*Work request:* Line by line, output the data that follows exactly as written.

*Excerpted records:*
::::
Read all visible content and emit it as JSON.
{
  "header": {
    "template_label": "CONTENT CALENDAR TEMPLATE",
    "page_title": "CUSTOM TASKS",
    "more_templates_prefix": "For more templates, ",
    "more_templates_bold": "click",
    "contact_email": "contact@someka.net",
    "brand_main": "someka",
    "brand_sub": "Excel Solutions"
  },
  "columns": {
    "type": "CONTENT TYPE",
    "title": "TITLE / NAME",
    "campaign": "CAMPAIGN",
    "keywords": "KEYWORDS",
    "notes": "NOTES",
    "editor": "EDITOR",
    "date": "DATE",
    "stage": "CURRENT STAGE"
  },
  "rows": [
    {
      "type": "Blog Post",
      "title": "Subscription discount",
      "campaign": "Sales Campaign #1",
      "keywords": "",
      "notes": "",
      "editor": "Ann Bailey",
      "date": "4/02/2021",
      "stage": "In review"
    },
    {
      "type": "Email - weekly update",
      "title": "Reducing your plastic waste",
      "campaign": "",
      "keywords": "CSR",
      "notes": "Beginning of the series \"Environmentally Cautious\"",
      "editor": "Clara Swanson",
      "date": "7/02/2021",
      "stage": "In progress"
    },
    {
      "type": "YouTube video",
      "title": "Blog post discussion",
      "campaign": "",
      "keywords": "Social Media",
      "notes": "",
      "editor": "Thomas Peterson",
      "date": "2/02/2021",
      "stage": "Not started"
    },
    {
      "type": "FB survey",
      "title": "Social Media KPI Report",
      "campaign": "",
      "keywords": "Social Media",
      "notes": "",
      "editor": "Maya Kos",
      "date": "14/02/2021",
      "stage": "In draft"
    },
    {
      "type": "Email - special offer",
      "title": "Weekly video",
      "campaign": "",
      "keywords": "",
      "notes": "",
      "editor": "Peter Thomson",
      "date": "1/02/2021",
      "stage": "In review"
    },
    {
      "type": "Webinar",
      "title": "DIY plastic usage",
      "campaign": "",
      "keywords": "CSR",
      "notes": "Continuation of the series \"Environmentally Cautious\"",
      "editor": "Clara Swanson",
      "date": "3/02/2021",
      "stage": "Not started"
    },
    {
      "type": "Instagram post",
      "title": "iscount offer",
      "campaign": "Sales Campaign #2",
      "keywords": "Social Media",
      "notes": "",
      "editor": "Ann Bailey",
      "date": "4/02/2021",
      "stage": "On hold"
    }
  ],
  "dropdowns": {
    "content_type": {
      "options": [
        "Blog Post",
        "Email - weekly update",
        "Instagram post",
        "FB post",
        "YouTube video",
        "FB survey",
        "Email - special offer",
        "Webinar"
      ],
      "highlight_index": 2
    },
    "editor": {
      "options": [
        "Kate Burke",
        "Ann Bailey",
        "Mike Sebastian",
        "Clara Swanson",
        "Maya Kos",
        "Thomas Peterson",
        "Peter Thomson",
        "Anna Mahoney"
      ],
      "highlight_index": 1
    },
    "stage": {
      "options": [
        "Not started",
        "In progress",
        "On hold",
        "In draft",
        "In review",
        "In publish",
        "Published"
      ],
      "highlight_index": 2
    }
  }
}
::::
*Output:*
Read all visible content and emit it as JSON.
{
  "header": {
    "template_label": "CONTENT CALENDAR TEMPLATE",
    "page_title": "CUSTOM TASKS",
    "more_templates_prefix": "For more templates, ",
    "more_templates_bold": "click",
    "contact_email": "contact@someka.net",
    "brand_main": "someka",
    "brand_sub": "Excel Solutions"
  },
  "columns": {
    "type": "CONTENT TYPE",
    "title": "TITLE / NAME",
    "campaign": "CAMPAIGN",
    "keywords": "KEYWORDS",
    "notes": "NOTES",
    "editor": "EDITOR",
    "date": "DATE",
    "stage": "CURRENT STAGE"
  },
  "rows": [
    {
      "type": "Blog Post",
      "title": "Subscription discount",
      "campaign": "Sales Campaign #1",
      "keywords": "",
      "notes": "",
      "editor": "Ann Bailey",
      "date": "4/02/2021",
      "stage": "In review"
    },
    {
      "type": "Email - weekly update",
      "title": "Reducing your plastic waste",
      "campaign": "",
      "keywords": "CSR",
      "notes": "Beginning of the series \"Environmentally Cautious\"",
      "editor": "Clara Swanson",
      "date": "7/02/2021",
      "stage": "In progress"
    },
    {
      "type": "YouTube video",
      "title": "Blog post discussion",
      "campaign": "",
      "keywords": "Social Media",
      "notes": "",
      "editor": "Thomas Peterson",
      "date": "2/02/2021",
      "stage": "Not started"
    },
    {
      "type": "FB survey",
      "title": "Social Media KPI Report",
      "campaign": "",
      "keywords": "Social Media",
      "notes": "",
      "editor": "Maya Kos",
      "date": "14/02/2021",
      "stage": "In draft"
    },
    {
      "type": "Email - special offer",
      "title": "Weekly video",
      "campaign": "",
      "keywords": "",
      "notes": "",
      "editor": "Peter Thomson",
      "date": "1/02/2021",
      "stage": "In review"
    },
    {
      "type": "Webinar",
      "title": "DIY plastic usage",
      "campaign": "",
      "keywords": "CSR",
      "notes": "Continuation of the series \"Environmentally Cautious\"",
      "editor": "Clara Swanson",
      "date": "3/02/2021",
      "stage": "Not started"
    },
    {
      "type": "Instagram post",
      "title": "iscount offer",
      "campaign": "Sales Campaign #2",
      "keywords": "Social Media",
      "notes": "",
      "editor": "Ann Bailey",
      "date": "4/02/2021",
      "stage": "On hold"
    }
  ],
  "dropdowns": {
    "content_type": {
      "options": [
        "Blog Post",
        "Email - weekly update",
        "Instagram post",
        "FB post",
        "YouTube video",
        "FB survey",
        "Email - special offer",
        "Webinar"
      ],
      "highlight_index": 2
    },
    "editor": {
      "options": [
        "Kate Burke",
        "Ann Bailey",
        "Mike Sebastian",
        "Clara Swanson",
        "Maya Kos",
        "Thomas Peterson",
        "Peter Thomson",
        "Anna Mahoney"
      ],
      "highlight_index": 1
    },
    "stage": {
      "options": [
        "Not started",
        "In progress",
        "On hold",
        "In draft",
        "In review",
        "In publish",
        "Published"
      ],
      "highlight_index": 2
    }
  }
}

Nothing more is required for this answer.